> **EXERCISE INSTRUCTIONS**
Where the word "date" occurs in a line of the listing, please copy the line.

> **INFORMATION PROVIDED**
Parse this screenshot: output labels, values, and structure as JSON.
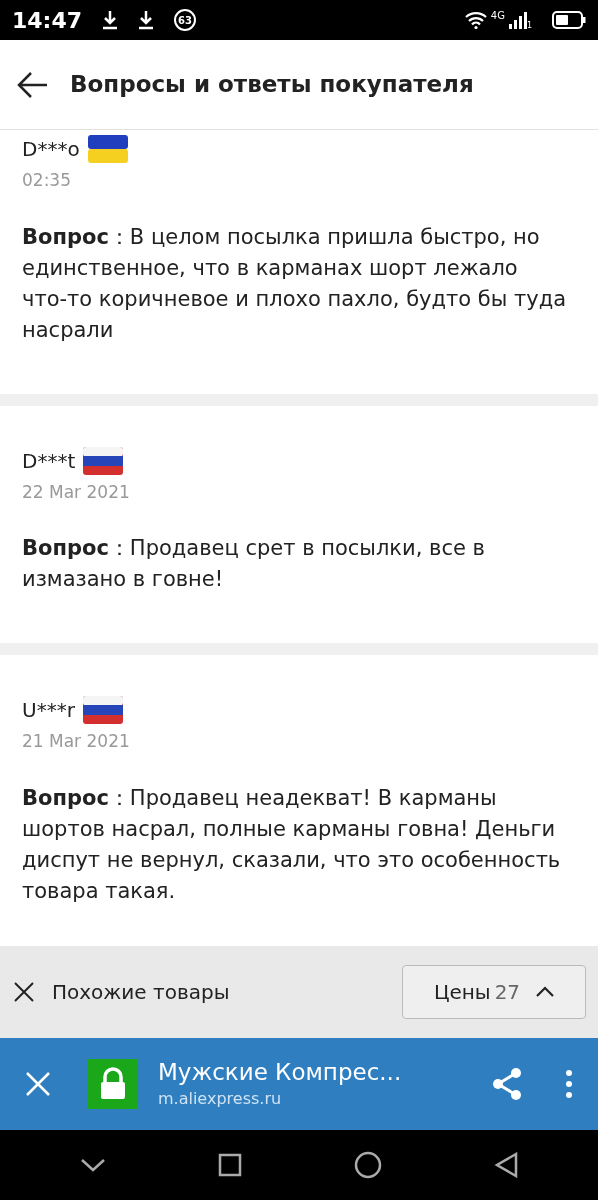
{
  "status_bar": {
    "time": "14:47",
    "badge": "63",
    "network": "4G",
    "sim": "1"
  },
  "header": {
    "title": "Вопросы и ответы покупателя"
  },
  "questions": [
    {
      "author": "D***o",
      "kind": "ukraine",
      "date": "02:35",
      "text": "**Вопрос**：В целом посылка пришла быстро, но единственное, что в карманах шорт лежало что-то коричневое и плохо пахло, будто бы туда насрали"
    },
    {
      "author": "D***t",
      "kind": "russia",
      "date": "22 Mar 2021",
      "text": "**Вопрос**：Продавец срет в посылки, все в измазано в говне!"
    },
    {
      "author": "U***r",
      "kind": "russia",
      "date": "21 Mar 2021",
      "text": "**Вопрос**：Продавец неадекват! В карманы шортов насрал, полные карманы говна! Деньги диспут не вернул, сказали, что это особенность товара такая."
    }
  ],
  "similar_bar": {
    "label": "Похожие товары",
    "prices_label": "Цены",
    "prices_count": "27"
  },
  "browser_bar": {
    "title": "Мужские Компрес...",
    "url": "m.aliexpress.ru",
    "secure": true
  }
}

> **ANSWER BELOW**
      "date": "02:35",
      "date": "22 Mar 2021",
      "date": "21 Mar 2021",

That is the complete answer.